The old record which had stood for 140 years - the previous best of 89 metres was set in 1878 - was smashed to smithereens by an overweight male who was admitted to hospital on Thursday after complaining of a 'tummy ache'.
Doctors at Seoul City Hospital in the capital recognised the signs of his discomfort, and immediately sent the patient for surgery. One of the surgeons present, told us:
"It was incredibly long."
Tapeworms are parasites which live inside a host for indefinite periods. The host is often unaware of the worm's presence. Doctors in Seoul think this worm may have been parasiting inside the man for as long as 45 years.
The host, whose name was not released, told medical staff he ate mainly fish-based soups, such as yeonpo-tong (octopus soup), daegu-tang (codfish soup), and jogae-tang (clam soup). How dreadful!
A statement was later released by the hospital. It said:
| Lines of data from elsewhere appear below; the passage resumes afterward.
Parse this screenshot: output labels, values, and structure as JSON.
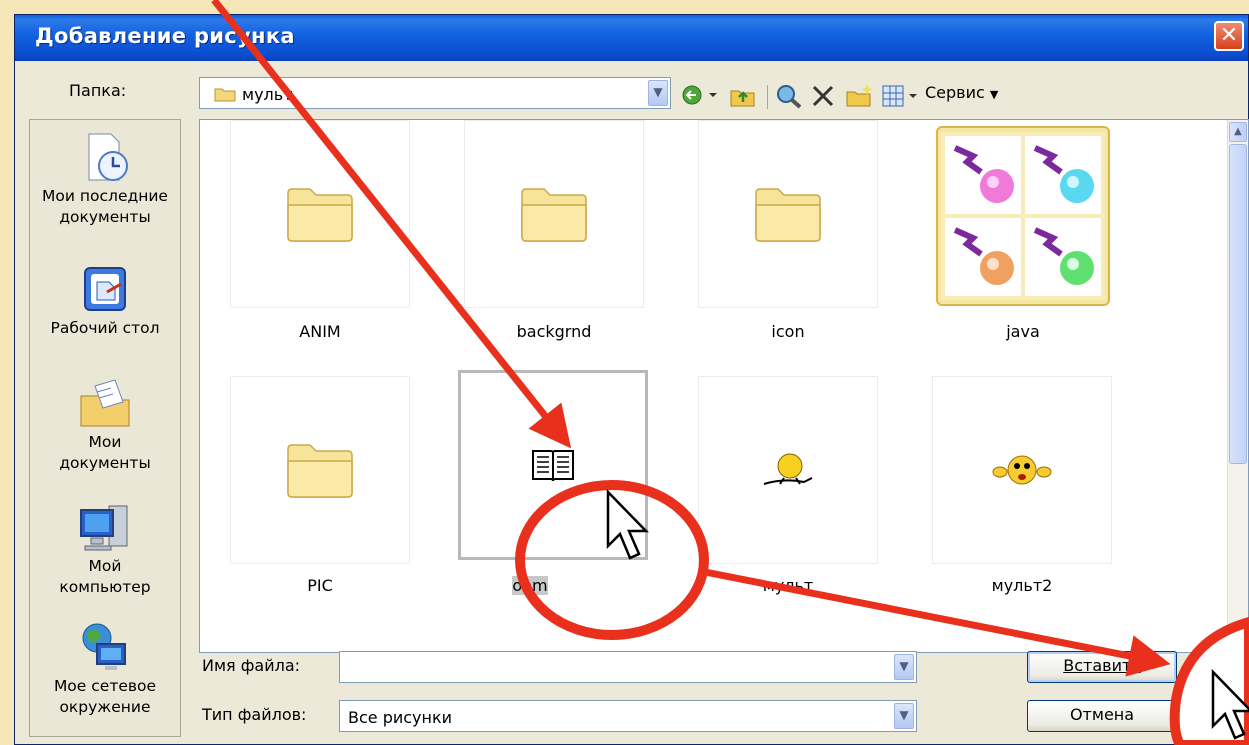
{
  "window": {
    "title": "Добавление рисунка",
    "close_glyph": "✕"
  },
  "toolbar": {
    "folder_label": "Папка:",
    "folder_value": "мульт",
    "service_label": "Сервис",
    "icons": [
      "back-icon",
      "up-folder-icon",
      "search-web-icon",
      "delete-icon",
      "new-folder-icon",
      "views-icon"
    ]
  },
  "places": [
    {
      "label_lines": [
        "Мои последние",
        "документы"
      ],
      "icon": "recent-documents-icon"
    },
    {
      "label_lines": [
        "Рабочий стол"
      ],
      "icon": "desktop-icon"
    },
    {
      "label_lines": [
        "Мои",
        "документы"
      ],
      "icon": "my-documents-icon"
    },
    {
      "label_lines": [
        "Мой",
        "компьютер"
      ],
      "icon": "my-computer-icon"
    },
    {
      "label_lines": [
        "Мое сетевое",
        "окружение"
      ],
      "icon": "network-places-icon"
    }
  ],
  "files": [
    {
      "name": "ANIM",
      "kind": "folder"
    },
    {
      "name": "backgrnd",
      "kind": "folder"
    },
    {
      "name": "icon",
      "kind": "folder"
    },
    {
      "name": "java",
      "kind": "image"
    },
    {
      "name": "PIC",
      "kind": "folder"
    },
    {
      "name": "book",
      "kind": "image",
      "visible_label": "oom",
      "selected": true
    },
    {
      "name": "мульт",
      "kind": "image"
    },
    {
      "name": "мульт2",
      "kind": "image"
    }
  ],
  "form": {
    "filename_label": "Имя файла:",
    "filename_value": "",
    "filetype_label": "Тип файлов:",
    "filetype_value": "Все рисунки"
  },
  "buttons": {
    "insert_label": "Вставить",
    "cancel_label": "Отмена"
  },
  "colors": {
    "titlebar": "#0b4fd0",
    "dialog_bg": "#ece9d8",
    "annotation_red": "#e8301c",
    "slide_bg": "#f6e6b8"
  }
}
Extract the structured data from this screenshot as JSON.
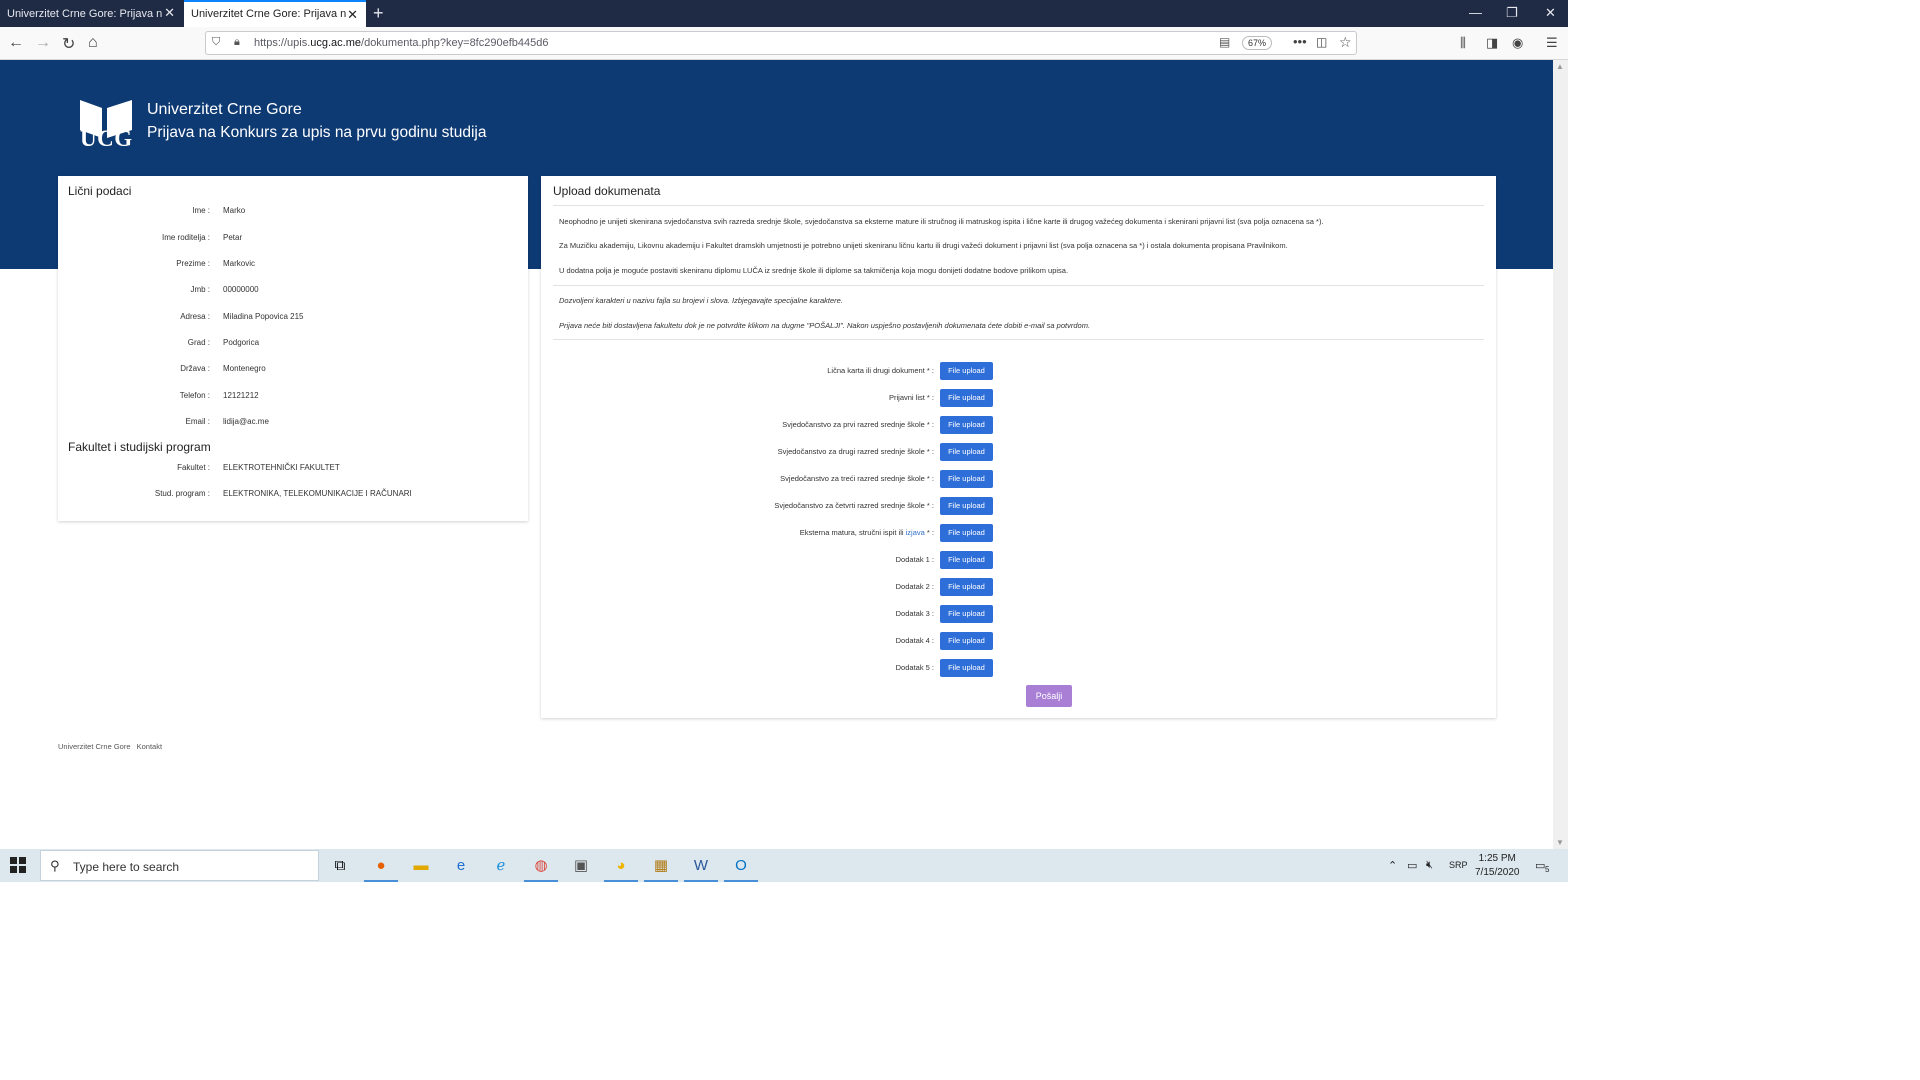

"The patient had a particularly 'fishy diet'. With this in mind, it is hardly surprising that he should have ingested some parasite eggs which have then hatched and lived inside him for a long time. The tapeworm measured 108 metres, which is a new world record for Korea. It would have taken Jamaican sprinter Usain Bolt 10 seconds to run the length of it."
Usain Bolt was unavailable for comment.